WHAT’S IT ABOUT?
Lucy (Scarlett Johansson) is an American student in China. Her boyfriend (Pilou Asbæk) forces her to deliver a brief-case to Mr Jang (Min-Sik Choi), who turns out to be the most ruthless drug trafficker in Asia.
He doesn’t just want the suitcase – he wants her to smuggle the contents into the West for him, along with three men he’s previously taken hostage. All four of them have a bag of the drugs sewn into their abdomens, but Lucy’s breaks inside her and leaks.
It turns out that in high doses, this drug enables the user to access more of their brain capacity – and it seems that, in this world at least, the more of your brain you can use, the more powerful you become – first in intelligence, then in physical power and then in control of other things and people.
Jang, it seems, picked the wrong girl to mess with, as all the heavies he dispatches to try to retrieve his drugs are no match for the monster his package has turned Lucy into.
WHAT’S IT LIKE?
Despite being presented against the background of Morgan Freeman’s eminent scientist, giving a lecture about what humans could achieve if only they could access more than 10% of their brain, this story is little more than a journey into Luc Besson’s typically wild imagination.
From Nikita, Leon and The Fifth Element through to The Extraordinary Adventures of Adele Blanc-Sec and beyond, Besson is a man who unashamedly throws as much visual flair as he can at the screen and almost without exception, centres his films on strong women. And Lucy is the natural next step in that progression, as we see the workings of the mind of Scarlett Johannson, just out of another sci-fi lead in Under the Skin, playing just about the strongest woman planet earth has ever seen. In this film, she’s magnetic – both under the skin and beyond.

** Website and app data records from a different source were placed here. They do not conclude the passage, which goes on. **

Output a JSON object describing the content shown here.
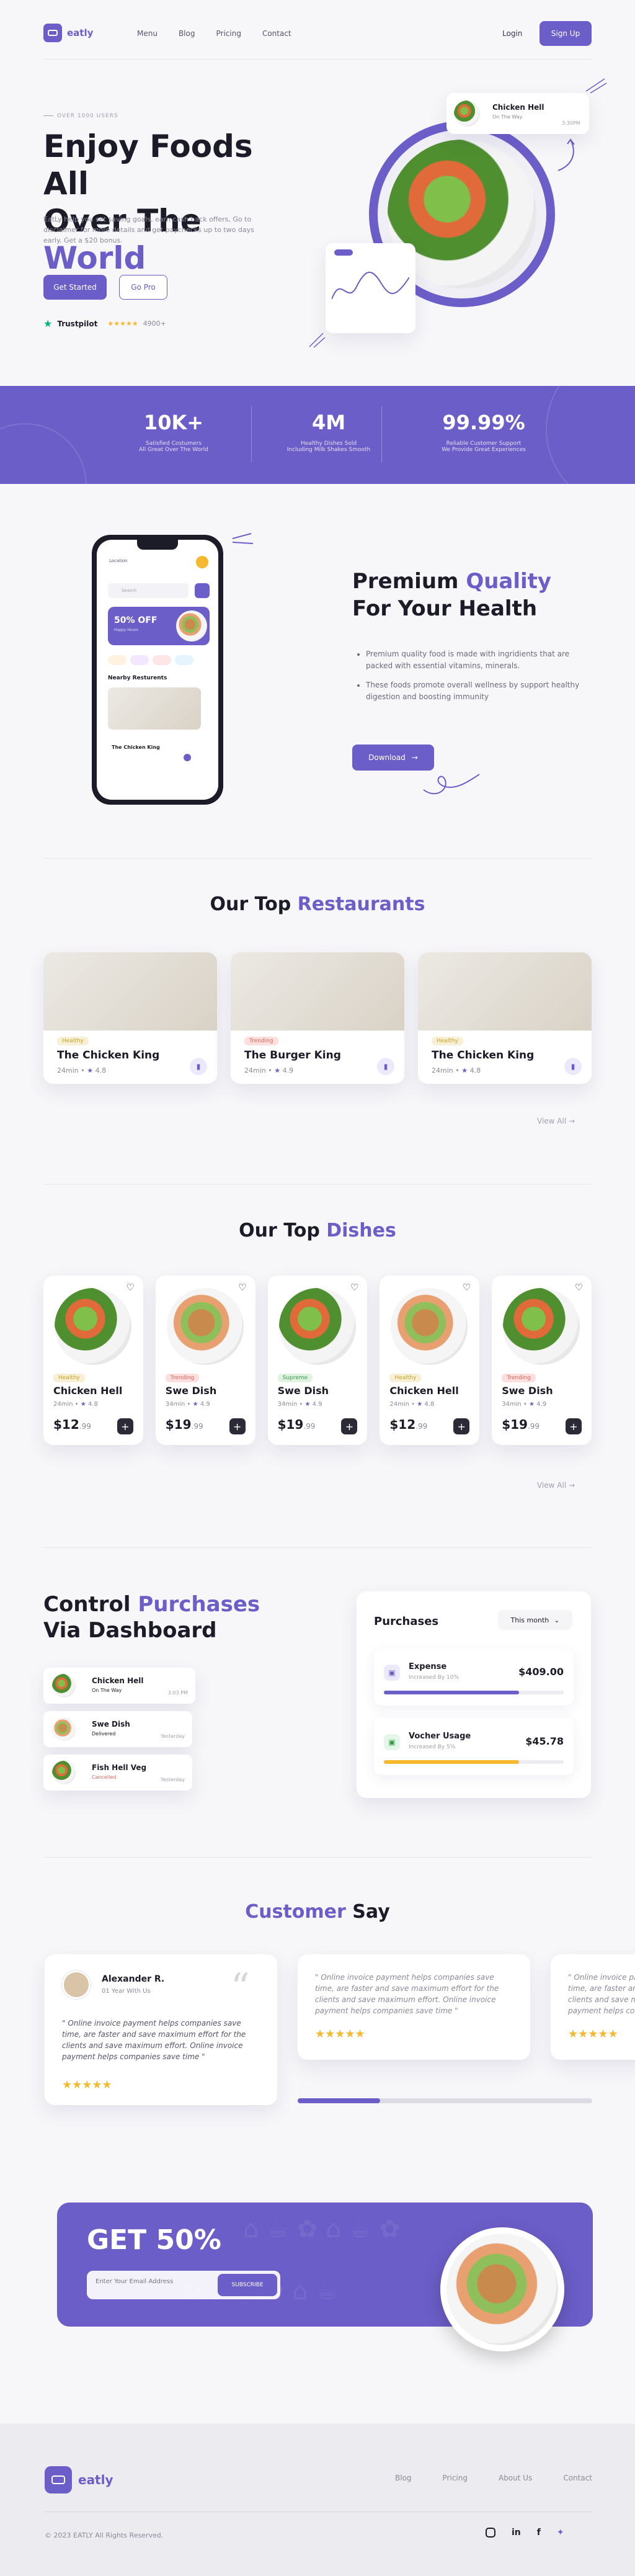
{
  "nav": {
    "logo": "eatly",
    "links": [
      "Menu",
      "Blog",
      "Pricing",
      "Contact"
    ],
    "login": "Login",
    "signup": "Sign Up"
  },
  "hero": {
    "kicker": "OVER 1000 USERS",
    "title_1": "Enjoy Foods All",
    "title_2a": "Over The ",
    "title_2b": "World",
    "desc": "EatLy help you set saving goals, earn cash back offers, Go to disclaimer for more details and get paychecks up to two days early. Get a $20 bonus.",
    "btn_start": "Get Started",
    "btn_pro": "Go Pro",
    "trustpilot": "Trustpilot",
    "rating": "4900+",
    "stars": "★★★★★",
    "floating_title": "Chicken Hell",
    "floating_sub": "On The Way",
    "floating_time": "3:30PM"
  },
  "stats": [
    {
      "value": "10K+",
      "label1": "Satisfied Costumers",
      "label2": "All Great Over The World"
    },
    {
      "value": "4M",
      "label1": "Healthy Dishes Sold",
      "label2": "Including Milk Shakes Smooth"
    },
    {
      "value": "99.99%",
      "label1": "Reliable Customer Support",
      "label2": "We Provide Great Experiences"
    }
  ],
  "premium": {
    "title_a": "Premium ",
    "title_b": "Quality",
    "title_c": "For Your Health",
    "bullets": [
      "Premium quality food is made with ingridients that are packed with essential vitamins, minerals.",
      "These foods promote overall wellness by support healthy digestion and boosting immunity"
    ],
    "download": "Download",
    "phone_loc": "Location",
    "phone_search": "Search",
    "phone_promo": "50% OFF",
    "phone_promo_sub": "Happy Hours",
    "phone_nearby": "Nearby Resturents",
    "phone_card": "The Chicken King"
  },
  "restaurants": {
    "title_a": "Our Top ",
    "title_b": "Restaurants",
    "view_all": "View All",
    "items": [
      {
        "tag": "Healthy",
        "name": "The Chicken King",
        "time": "24min •",
        "rating": "4.8",
        "tag_bg": "#f8f0d6",
        "tag_fg": "#c9a125"
      },
      {
        "tag": "Trending",
        "name": "The Burger King",
        "time": "24min •",
        "rating": "4.9",
        "tag_bg": "#fde0de",
        "tag_fg": "#e0655b"
      },
      {
        "tag": "Healthy",
        "name": "The Chicken King",
        "time": "24min •",
        "rating": "4.8",
        "tag_bg": "#f8f0d6",
        "tag_fg": "#c9a125"
      }
    ]
  },
  "dishes": {
    "title_a": "Our Top ",
    "title_b": "Dishes",
    "view_all": "View All",
    "items": [
      {
        "tag": "Healthy",
        "name": "Chicken Hell",
        "time": "24min •",
        "rating": "4.8",
        "price": "$12",
        "cents": ".99",
        "tag_bg": "#f8f0d6",
        "tag_fg": "#c9a125"
      },
      {
        "tag": "Trending",
        "name": "Swe Dish",
        "time": "34min •",
        "rating": "4.9",
        "price": "$19",
        "cents": ".99",
        "tag_bg": "#fde0de",
        "tag_fg": "#e0655b"
      },
      {
        "tag": "Supreme",
        "name": "Swe Dish",
        "time": "34min •",
        "rating": "4.9",
        "price": "$19",
        "cents": ".99",
        "tag_bg": "#dff3e0",
        "tag_fg": "#3a9a4a"
      },
      {
        "tag": "Healthy",
        "name": "Chicken Hell",
        "time": "24min •",
        "rating": "4.8",
        "price": "$12",
        "cents": ".99",
        "tag_bg": "#f8f0d6",
        "tag_fg": "#c9a125"
      },
      {
        "tag": "Trending",
        "name": "Swe Dish",
        "time": "34min •",
        "rating": "4.9",
        "price": "$19",
        "cents": ".99",
        "tag_bg": "#fde0de",
        "tag_fg": "#e0655b"
      }
    ]
  },
  "control": {
    "title_a": "Control ",
    "title_b": "Purchases",
    "title_c": "Via Dashboard",
    "orders": [
      {
        "name": "Chicken Hell",
        "status": "On The Way",
        "time": "3:03 PM",
        "color": "#1c1c28"
      },
      {
        "name": "Swe Dish",
        "status": "Delivered",
        "time": "Yesterday",
        "color": "#1c1c28"
      },
      {
        "name": "Fish Hell Veg",
        "status": "Cancelled",
        "time": "Yesterday",
        "color": "#e0655b"
      }
    ],
    "panel_title": "Purchases",
    "period": "This month",
    "rows": [
      {
        "name": "Expense",
        "sub": "Increased By 10%",
        "amount": "$409.00",
        "fill": 0.75,
        "color": "#6c5ec9"
      },
      {
        "name": "Vocher Usage",
        "sub": "Increased By 5%",
        "amount": "$45.78",
        "fill": 0.75,
        "color": "#f5b82e"
      }
    ]
  },
  "testimonials": {
    "title_a": "Customer ",
    "title_b": "Say",
    "name": "Alexander R.",
    "since": "01 Year With Us",
    "quote": "\" Online invoice payment helps companies save time, are faster and save maximum effort for the clients and save maximum effort. Online invoice payment helps companies save time \"",
    "stars": "★★★★★",
    "progress": 0.28
  },
  "promo": {
    "title": "GET 50%",
    "placeholder": "Enter Your Email Address",
    "btn": "SUBSCRIBE"
  },
  "footer": {
    "logo": "eatly",
    "links": [
      "Blog",
      "Pricing",
      "About Us",
      "Contact"
    ],
    "copy": "© 2023 EATLY All Rights Reserved.",
    "socials": [
      "instagram",
      "linkedin",
      "facebook",
      "twitter"
    ]
  }
}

The story is clearly nonsense, but it’s told with such passion, boundless energy and vibrant imagination and it’s so bold – visually, thematically and narratively – that it’s hard not to be enthralled.
The longer it goes on, the sillier it gets, but it’s enjoyably, thrillingly silly.